CAUAYAN, Philippines — Super Typhoon Megi dumped heavy rains over the Philippine capital Tuesday after killing 10 people, creating a wasteland of fallen trees in the north and sending thousands scrambling to safety in near-zero visibility.
As it moved away from the Philippines, the strongest cyclone in years regained strength over the South China Sea on Tuesday while heading toward China and Vietnam, where recent floods unrelated to the storm already have caused 30 deaths.
Surging currents on Vietnam's flooded main highway Monday swept away a bus and 20 of its passengers, including a boy pulled from his mother's grasp. In China, authorities evacuated 140,000 people from a coastal province ahead of the typhoon, which Chinese officials said could hit the southern coast Thursday. Heavy rains have already lashed Hainan.
Megi packed sustained winds of 140 miles (225 kilometers) per hour and gusts of 162 mph (260 kph) as it made landfall Monday in the northern province of Isabela, felling trees and utility poles and cutting off power, phone and Internet services.

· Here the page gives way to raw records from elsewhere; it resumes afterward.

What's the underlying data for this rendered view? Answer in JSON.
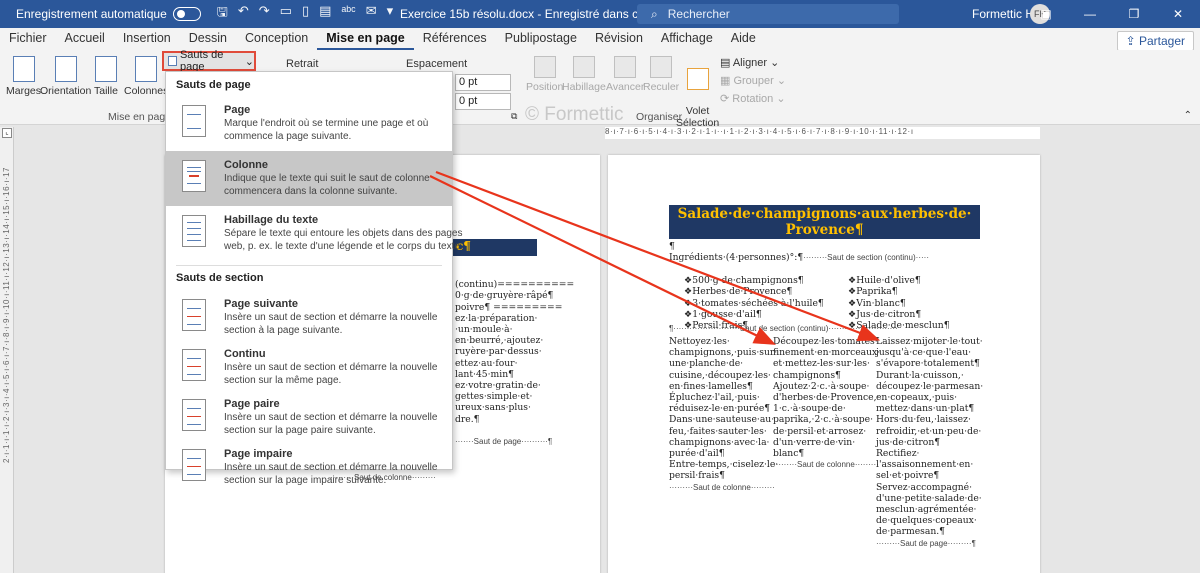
{
  "titlebar": {
    "autosave_label": "Enregistrement automatique",
    "document_title": "Exercice 15b résolu.docx  -  Enregistré dans ce PC",
    "search_placeholder": "Rechercher",
    "user_name": "Formettic H",
    "user_initials": "FH"
  },
  "tabs": [
    "Fichier",
    "Accueil",
    "Insertion",
    "Dessin",
    "Conception",
    "Mise en page",
    "Références",
    "Publipostage",
    "Révision",
    "Affichage",
    "Aide"
  ],
  "active_tab": "Mise en page",
  "share_label": "Partager",
  "ribbon": {
    "marges": "Marges",
    "orientation": "Orientation",
    "taille": "Taille",
    "colonnes": "Colonnes",
    "sauts_de_page": "Sauts de page",
    "group_mise_en_page": "Mise en page",
    "retrait": "Retrait",
    "espacement": "Espacement",
    "spacing_before": "0 pt",
    "spacing_after": "0 pt",
    "position": "Position",
    "habillage": "Habillage",
    "avancer": "Avancer",
    "reculer": "Reculer",
    "volet_selection": "Volet\nSélection",
    "aligner": "Aligner",
    "grouper": "Grouper",
    "rotation": "Rotation",
    "group_organiser": "Organiser"
  },
  "watermark": "© Formettic",
  "menu": {
    "section1_title": "Sauts de page",
    "section2_title": "Sauts de section",
    "items": [
      {
        "title": "Page",
        "desc1": "Marque l'endroit où se termine une page et où",
        "desc2": "commence la page suivante."
      },
      {
        "title": "Colonne",
        "desc1": "Indique que le texte qui suit le saut de colonne",
        "desc2": "commencera dans la colonne suivante."
      },
      {
        "title": "Habillage du texte",
        "desc1": "Sépare le texte qui entoure les objets dans des pages",
        "desc2": "web, p. ex. le texte d'une légende et le corps du texte."
      },
      {
        "title": "Page suivante",
        "desc1": "Insère un saut de section et démarre la nouvelle",
        "desc2": "section à la page suivante."
      },
      {
        "title": "Continu",
        "desc1": "Insère un saut de section et démarre la nouvelle",
        "desc2": "section sur la même page."
      },
      {
        "title": "Page paire",
        "desc1": "Insère un saut de section et démarre la nouvelle",
        "desc2": "section sur la page paire suivante."
      },
      {
        "title": "Page impaire",
        "desc1": "Insère un saut de section et démarre la nouvelle",
        "desc2": "section sur la page impaire suivante."
      }
    ]
  },
  "page1": {
    "lines": [
      "(continu)==========",
      "0·g·de·gruyère·râpé¶",
      "poivre¶ =========",
      "",
      "ez·la·préparation·",
      "·un·moule·à·",
      "en·beurré,·ajoutez·",
      "ruyère·par·dessus·",
      "ettez·au·four·",
      "lant·45·min¶",
      "ez·votre·gratin·de·",
      "gettes·simple·et·",
      "ureux·sans·plus·",
      "dre.¶"
    ],
    "page_break": "Saut de page",
    "column_break": "Saut de colonne"
  },
  "page2": {
    "title": "Salade·de·champignons·aux·herbes·de·\nProvence¶",
    "ingredients_label": "Ingrédients·(4·personnes)°:¶",
    "section_continu": "Saut de section (continu)",
    "ingredients_left": [
      "500·g·de·champignons¶",
      "Herbes·de·Provence¶",
      "3·tomates·séchées·à·l'huile¶",
      "1·gousse·d'ail¶",
      "Persil·frais¶"
    ],
    "ingredients_right": [
      "Huile·d'olive¶",
      "Paprika¶",
      "Vin·blanc¶",
      "Jus·de·citron¶",
      "Salade·de·mesclun¶"
    ],
    "col1": [
      "Nettoyez·les·",
      "champignons,·puis·sur·",
      "une·planche·de·",
      "cuisine,·découpez·les·",
      "en·fines·lamelles¶",
      "Épluchez·l'ail,·puis·",
      "réduisez-le·en·purée¶",
      "Dans·une·sauteuse·au·",
      "feu,·faites·sauter·les·",
      "champignons·avec·la·",
      "purée·d'ail¶",
      "Entre-temps,·ciselez·le·",
      "persil·frais¶"
    ],
    "col2": [
      "Découpez·les·tomates·",
      "finement·en·morceaux·",
      "et·mettez-les·sur·les·",
      "champignons¶",
      "Ajoutez·2·c.·à·soupe·",
      "d'herbes·de·Provence,·",
      "1·c.·à·soupe·de·",
      "paprika,·2·c.·à·soupe·",
      "de·persil·et·arrosez·",
      "d'un·verre·de·vin·",
      "blanc¶"
    ],
    "col3": [
      "Laissez·mijoter·le·tout·",
      "jusqu'à·ce·que·l'eau·",
      "s'évapore·totalement¶",
      "Durant·la·cuisson,·",
      "découpez·le·parmesan·",
      "en·copeaux,·puis·",
      "mettez·dans·un·plat¶",
      "Hors·du·feu,·laissez·",
      "refroidir,·et·un·peu·de·",
      "jus·de·citron¶",
      "Rectifiez·",
      "l'assaisonnement·en·",
      "sel·et·poivre¶",
      "Servez·accompagné·",
      "d'une·petite·salade·de·",
      "mesclun·agrémentée·",
      "de·quelques·copeaux·",
      "de·parmesan.¶"
    ],
    "column_break": "Saut de colonne",
    "page_break": "Saut de page"
  },
  "ruler_h": "8·ı·7·ı·6·ı·5·ı·4·ı·3·ı·2·ı·1·ı··ı·1·ı·2·ı·3·ı·4·ı·5·ı·6·ı·7·ı·8·ı·9·ı·10·ı·11·ı·12·ı",
  "ruler_v": "2·ı·1·ı·1·ı·2·ı·3·ı·4·ı·5·ı·6·ı·7·ı·8·ı·9·ı·10·ı·11·ı·12·ı·13·ı·14·ı·15·ı·16·ı·17",
  "colors": {
    "titlebar": "#2b579a",
    "highlight_red": "#e04b3a",
    "arrow": "#e8341c",
    "title_bg": "#1f3864",
    "title_fg": "#ffc000"
  }
}
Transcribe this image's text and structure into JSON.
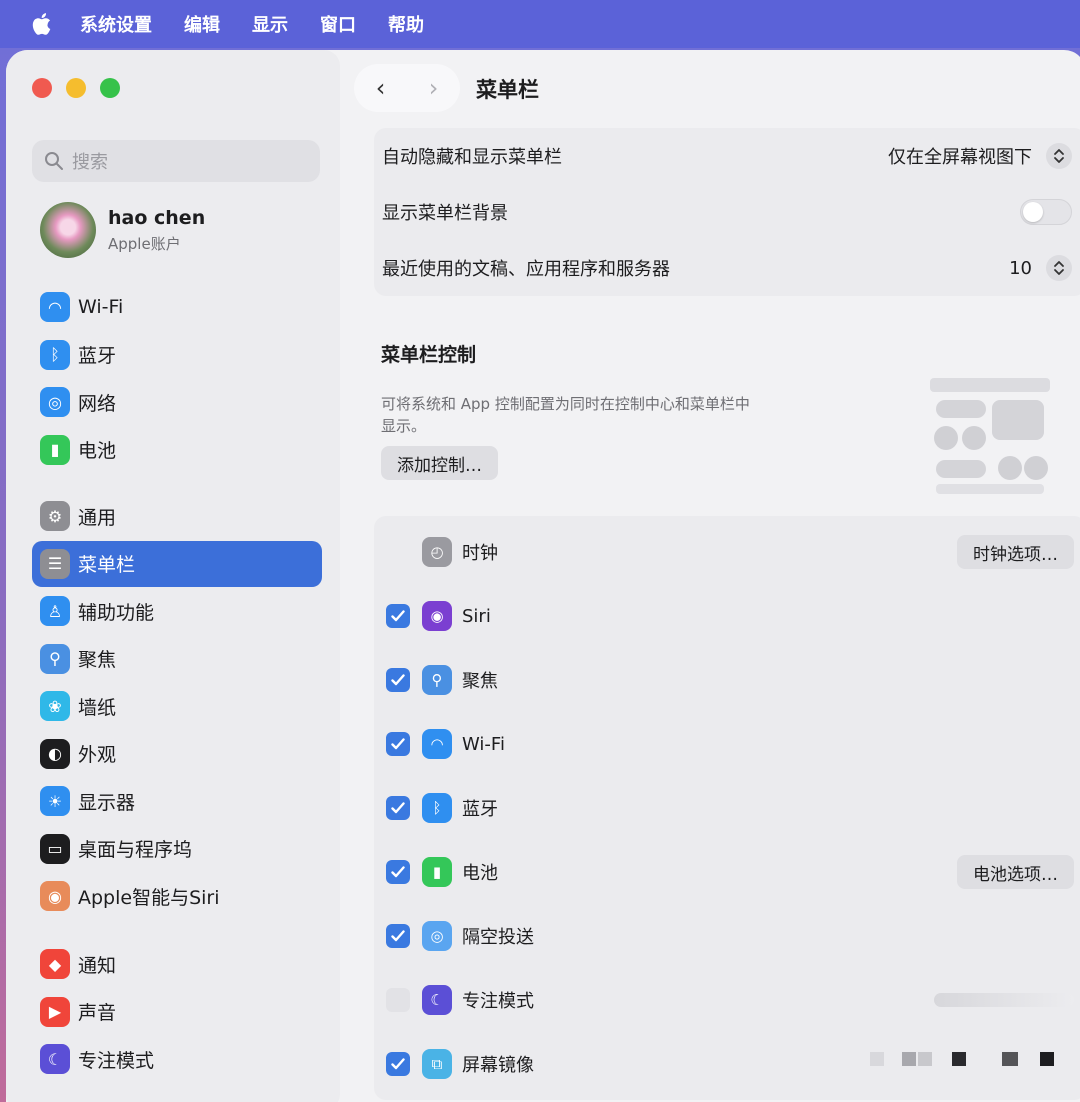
{
  "menubar": {
    "items": [
      "系统设置",
      "编辑",
      "显示",
      "窗口",
      "帮助"
    ]
  },
  "sidebar": {
    "search_placeholder": "搜索",
    "account": {
      "name": "hao chen",
      "subtitle": "Apple账户"
    },
    "groups": [
      [
        {
          "label": "Wi-Fi",
          "icon": "wifi-icon",
          "color": "#2f8ff0"
        },
        {
          "label": "蓝牙",
          "icon": "bluetooth-icon",
          "color": "#2f8ff0"
        },
        {
          "label": "网络",
          "icon": "globe-icon",
          "color": "#2f8ff0"
        },
        {
          "label": "电池",
          "icon": "battery-icon",
          "color": "#34c759"
        }
      ],
      [
        {
          "label": "通用",
          "icon": "gear-icon",
          "color": "#8e8e93"
        },
        {
          "label": "菜单栏",
          "icon": "menubar-icon",
          "color": "#8e8e93",
          "active": true
        },
        {
          "label": "辅助功能",
          "icon": "accessibility-icon",
          "color": "#2f8ff0"
        },
        {
          "label": "聚焦",
          "icon": "spotlight-icon",
          "color": "#4a90e2"
        },
        {
          "label": "墙纸",
          "icon": "wallpaper-icon",
          "color": "#2fb8e8"
        },
        {
          "label": "外观",
          "icon": "appearance-icon",
          "color": "#1d1d1f"
        },
        {
          "label": "显示器",
          "icon": "display-icon",
          "color": "#2f8ff0"
        },
        {
          "label": "桌面与程序坞",
          "icon": "dock-icon",
          "color": "#1d1d1f"
        },
        {
          "label": "Apple智能与Siri",
          "icon": "siri-icon",
          "color": "#e88b5a"
        }
      ],
      [
        {
          "label": "通知",
          "icon": "notification-icon",
          "color": "#f0453a"
        },
        {
          "label": "声音",
          "icon": "sound-icon",
          "color": "#f0453a"
        },
        {
          "label": "专注模式",
          "icon": "moon-icon",
          "color": "#5b4fd6"
        }
      ]
    ]
  },
  "main": {
    "title": "菜单栏",
    "settings": [
      {
        "label": "自动隐藏和显示菜单栏",
        "value": "仅在全屏幕视图下",
        "control": "stepper"
      },
      {
        "label": "显示菜单栏背景",
        "value": "",
        "control": "toggle"
      },
      {
        "label": "最近使用的文稿、应用程序和服务器",
        "value": "10",
        "control": "stepper"
      }
    ],
    "controls_section": {
      "title": "菜单栏控制",
      "description": "可将系统和 App 控制配置为同时在控制中心和菜单栏中显示。",
      "add_button": "添加控制…"
    },
    "items": [
      {
        "label": "时钟",
        "checked": null,
        "icon": "clock-icon",
        "color": "#9a9aa0",
        "button": "时钟选项…"
      },
      {
        "label": "Siri",
        "checked": true,
        "icon": "siri-icon",
        "color": "#7b3fd1",
        "button": ""
      },
      {
        "label": "聚焦",
        "checked": true,
        "icon": "spotlight-icon",
        "color": "#4a90e2",
        "button": ""
      },
      {
        "label": "Wi-Fi",
        "checked": true,
        "icon": "wifi-icon",
        "color": "#2f8ff0",
        "button": ""
      },
      {
        "label": "蓝牙",
        "checked": true,
        "icon": "bluetooth-icon",
        "color": "#2f8ff0",
        "button": ""
      },
      {
        "label": "电池",
        "checked": true,
        "icon": "battery-icon",
        "color": "#34c759",
        "button": "电池选项…"
      },
      {
        "label": "隔空投送",
        "checked": true,
        "icon": "airdrop-icon",
        "color": "#5aa5f0",
        "button": ""
      },
      {
        "label": "专注模式",
        "checked": false,
        "icon": "moon-icon",
        "color": "#5b4fd6",
        "button": ""
      },
      {
        "label": "屏幕镜像",
        "checked": true,
        "icon": "screen-mirroring-icon",
        "color": "#4ab3e6",
        "button": ""
      }
    ]
  }
}
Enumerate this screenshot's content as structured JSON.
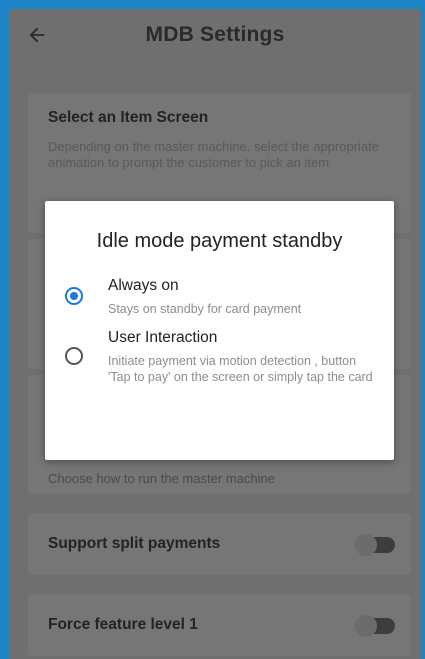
{
  "header": {
    "title": "MDB Settings",
    "back_icon": "arrow-left-icon"
  },
  "settings": {
    "select_item_screen": {
      "title": "Select an Item Screen",
      "description": "Depending on the master machine, select the appropriate animation to prompt the customer to pick an item"
    },
    "partially_hidden_text": "Choose how to run the master machine",
    "support_split_payments": {
      "label": "Support split payments",
      "enabled": false
    },
    "force_feature_level_1": {
      "label": "Force feature level 1",
      "enabled": false
    }
  },
  "dialog": {
    "title": "Idle mode payment standby",
    "options": [
      {
        "label": "Always on",
        "description": "Stays on standby for card payment",
        "selected": true
      },
      {
        "label": "User Interaction",
        "description": "Initiate payment via motion detection , button 'Tap to pay' on the screen or simply tap the card",
        "selected": false
      }
    ]
  },
  "colors": {
    "frame_border": "#1e84c8",
    "accent_radio": "#1e78d6",
    "overlay_bg": "#6f6f6f"
  }
}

Its ferocious wind slightly weakened while crossing the mountains of the Philippines' main northern island of Luzon.